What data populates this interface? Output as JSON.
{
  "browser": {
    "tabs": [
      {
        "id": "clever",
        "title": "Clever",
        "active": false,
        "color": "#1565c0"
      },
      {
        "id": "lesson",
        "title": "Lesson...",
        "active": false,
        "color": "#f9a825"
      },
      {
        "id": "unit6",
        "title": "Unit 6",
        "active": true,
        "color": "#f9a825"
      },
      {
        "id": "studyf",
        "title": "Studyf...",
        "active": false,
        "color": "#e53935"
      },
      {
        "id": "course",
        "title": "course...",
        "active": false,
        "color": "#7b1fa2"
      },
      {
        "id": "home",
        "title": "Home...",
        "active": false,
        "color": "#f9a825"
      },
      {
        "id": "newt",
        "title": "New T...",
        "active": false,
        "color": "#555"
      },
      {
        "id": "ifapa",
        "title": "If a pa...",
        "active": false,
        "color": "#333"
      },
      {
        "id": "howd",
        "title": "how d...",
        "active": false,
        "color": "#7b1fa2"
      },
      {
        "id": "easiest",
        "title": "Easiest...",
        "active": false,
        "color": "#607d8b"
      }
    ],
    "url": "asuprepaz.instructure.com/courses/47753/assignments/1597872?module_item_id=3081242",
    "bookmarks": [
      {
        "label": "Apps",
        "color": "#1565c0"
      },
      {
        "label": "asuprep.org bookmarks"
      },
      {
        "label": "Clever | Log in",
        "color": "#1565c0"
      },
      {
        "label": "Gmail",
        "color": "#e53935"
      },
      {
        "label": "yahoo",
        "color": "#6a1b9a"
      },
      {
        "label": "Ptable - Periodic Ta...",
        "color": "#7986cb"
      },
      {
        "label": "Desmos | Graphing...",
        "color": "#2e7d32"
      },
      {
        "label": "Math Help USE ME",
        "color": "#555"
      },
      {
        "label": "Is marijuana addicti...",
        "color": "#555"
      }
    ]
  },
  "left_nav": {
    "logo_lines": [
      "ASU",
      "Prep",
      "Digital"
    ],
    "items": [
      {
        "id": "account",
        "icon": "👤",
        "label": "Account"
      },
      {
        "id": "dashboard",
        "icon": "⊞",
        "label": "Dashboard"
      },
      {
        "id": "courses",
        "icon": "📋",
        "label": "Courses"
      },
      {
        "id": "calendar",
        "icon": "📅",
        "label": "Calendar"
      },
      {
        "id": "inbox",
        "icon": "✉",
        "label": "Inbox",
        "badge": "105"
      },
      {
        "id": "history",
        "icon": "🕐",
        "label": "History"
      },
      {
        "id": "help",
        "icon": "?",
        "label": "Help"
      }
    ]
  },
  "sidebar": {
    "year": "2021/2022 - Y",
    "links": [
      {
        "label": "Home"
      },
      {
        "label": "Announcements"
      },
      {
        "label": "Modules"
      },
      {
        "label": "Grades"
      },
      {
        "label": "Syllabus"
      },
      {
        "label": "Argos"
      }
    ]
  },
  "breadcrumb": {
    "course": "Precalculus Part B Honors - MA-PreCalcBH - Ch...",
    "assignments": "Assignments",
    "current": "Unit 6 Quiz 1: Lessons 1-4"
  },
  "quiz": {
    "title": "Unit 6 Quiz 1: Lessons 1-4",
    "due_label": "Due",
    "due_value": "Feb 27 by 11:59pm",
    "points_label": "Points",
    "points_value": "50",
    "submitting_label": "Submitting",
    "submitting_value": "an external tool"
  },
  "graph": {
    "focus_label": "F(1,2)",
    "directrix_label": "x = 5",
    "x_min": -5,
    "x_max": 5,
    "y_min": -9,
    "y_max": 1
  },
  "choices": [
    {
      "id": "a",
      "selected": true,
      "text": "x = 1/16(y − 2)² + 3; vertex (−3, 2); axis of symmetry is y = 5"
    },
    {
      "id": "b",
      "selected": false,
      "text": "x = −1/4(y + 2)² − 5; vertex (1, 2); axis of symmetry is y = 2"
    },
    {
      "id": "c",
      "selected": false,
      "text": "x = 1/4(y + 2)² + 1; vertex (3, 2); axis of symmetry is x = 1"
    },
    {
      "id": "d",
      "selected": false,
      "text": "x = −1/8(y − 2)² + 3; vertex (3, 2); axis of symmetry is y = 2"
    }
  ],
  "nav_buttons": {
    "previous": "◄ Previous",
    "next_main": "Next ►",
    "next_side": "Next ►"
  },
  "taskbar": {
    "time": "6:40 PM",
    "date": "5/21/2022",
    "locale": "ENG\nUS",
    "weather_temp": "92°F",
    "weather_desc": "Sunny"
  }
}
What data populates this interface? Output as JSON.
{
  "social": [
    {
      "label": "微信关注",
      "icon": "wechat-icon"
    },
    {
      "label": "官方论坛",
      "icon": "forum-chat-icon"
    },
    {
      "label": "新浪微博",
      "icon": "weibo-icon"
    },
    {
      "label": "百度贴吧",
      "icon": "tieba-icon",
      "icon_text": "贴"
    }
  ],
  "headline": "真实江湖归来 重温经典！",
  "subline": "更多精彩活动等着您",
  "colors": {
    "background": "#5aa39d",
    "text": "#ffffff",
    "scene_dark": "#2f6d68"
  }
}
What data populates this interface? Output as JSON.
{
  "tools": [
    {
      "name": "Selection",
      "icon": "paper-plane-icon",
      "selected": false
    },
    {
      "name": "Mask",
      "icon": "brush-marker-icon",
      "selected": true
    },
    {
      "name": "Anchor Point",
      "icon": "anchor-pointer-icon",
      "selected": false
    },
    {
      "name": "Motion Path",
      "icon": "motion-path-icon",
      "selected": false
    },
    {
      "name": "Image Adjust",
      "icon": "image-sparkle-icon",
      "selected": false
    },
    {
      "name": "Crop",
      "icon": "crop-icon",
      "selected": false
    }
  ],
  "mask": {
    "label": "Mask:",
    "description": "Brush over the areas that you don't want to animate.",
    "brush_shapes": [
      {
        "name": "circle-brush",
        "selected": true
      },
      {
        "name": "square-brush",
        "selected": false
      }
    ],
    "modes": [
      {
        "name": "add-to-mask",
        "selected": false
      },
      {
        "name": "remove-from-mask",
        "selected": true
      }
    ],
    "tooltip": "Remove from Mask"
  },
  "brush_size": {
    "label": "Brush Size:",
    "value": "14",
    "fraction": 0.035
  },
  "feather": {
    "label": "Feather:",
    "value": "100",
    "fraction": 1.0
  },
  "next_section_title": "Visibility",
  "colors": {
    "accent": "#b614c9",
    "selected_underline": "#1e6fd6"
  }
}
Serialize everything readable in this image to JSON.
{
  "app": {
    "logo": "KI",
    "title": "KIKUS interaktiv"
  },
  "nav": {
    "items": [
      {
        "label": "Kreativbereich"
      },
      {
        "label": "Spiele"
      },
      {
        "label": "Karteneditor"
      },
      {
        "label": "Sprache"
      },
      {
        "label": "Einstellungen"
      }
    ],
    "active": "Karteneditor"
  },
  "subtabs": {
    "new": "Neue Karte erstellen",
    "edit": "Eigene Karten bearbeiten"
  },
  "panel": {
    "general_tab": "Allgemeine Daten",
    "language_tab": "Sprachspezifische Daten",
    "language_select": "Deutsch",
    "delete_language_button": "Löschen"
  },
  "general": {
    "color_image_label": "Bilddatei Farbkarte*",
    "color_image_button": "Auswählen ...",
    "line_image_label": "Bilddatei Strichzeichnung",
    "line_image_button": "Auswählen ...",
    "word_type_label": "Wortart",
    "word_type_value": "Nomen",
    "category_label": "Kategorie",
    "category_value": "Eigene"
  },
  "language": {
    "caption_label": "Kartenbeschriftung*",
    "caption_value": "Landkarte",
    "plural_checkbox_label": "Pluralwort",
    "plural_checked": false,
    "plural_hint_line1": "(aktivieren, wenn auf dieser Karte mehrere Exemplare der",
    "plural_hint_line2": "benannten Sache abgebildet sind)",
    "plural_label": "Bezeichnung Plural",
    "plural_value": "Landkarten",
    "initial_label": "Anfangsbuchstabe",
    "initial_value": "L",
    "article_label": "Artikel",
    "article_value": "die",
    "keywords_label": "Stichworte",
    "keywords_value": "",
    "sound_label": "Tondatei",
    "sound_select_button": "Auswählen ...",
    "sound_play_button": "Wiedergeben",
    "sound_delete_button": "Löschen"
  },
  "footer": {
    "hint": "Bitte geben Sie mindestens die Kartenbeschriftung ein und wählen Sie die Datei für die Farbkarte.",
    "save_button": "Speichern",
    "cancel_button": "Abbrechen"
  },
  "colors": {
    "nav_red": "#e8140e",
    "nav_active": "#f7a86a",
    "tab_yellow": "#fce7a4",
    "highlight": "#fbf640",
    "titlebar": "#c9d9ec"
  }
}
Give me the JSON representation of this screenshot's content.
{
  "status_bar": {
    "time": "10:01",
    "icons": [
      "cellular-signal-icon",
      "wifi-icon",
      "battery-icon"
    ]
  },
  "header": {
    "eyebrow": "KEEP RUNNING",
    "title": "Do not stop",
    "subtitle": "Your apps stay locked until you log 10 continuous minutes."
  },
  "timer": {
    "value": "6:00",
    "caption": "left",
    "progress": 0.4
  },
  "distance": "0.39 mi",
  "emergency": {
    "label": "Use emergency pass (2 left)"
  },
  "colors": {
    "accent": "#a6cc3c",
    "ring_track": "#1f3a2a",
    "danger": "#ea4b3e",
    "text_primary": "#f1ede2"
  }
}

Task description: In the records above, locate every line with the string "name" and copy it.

Answer to this exercise:
      "name": "Selection",
      "name": "Mask",
      "name": "Anchor Point",
      "name": "Motion Path",
      "name": "Image Adjust",
      "name": "Crop",
        "name": "circle-brush",
        "name": "square-brush",
        "name": "add-to-mask",
        "name": "remove-from-mask",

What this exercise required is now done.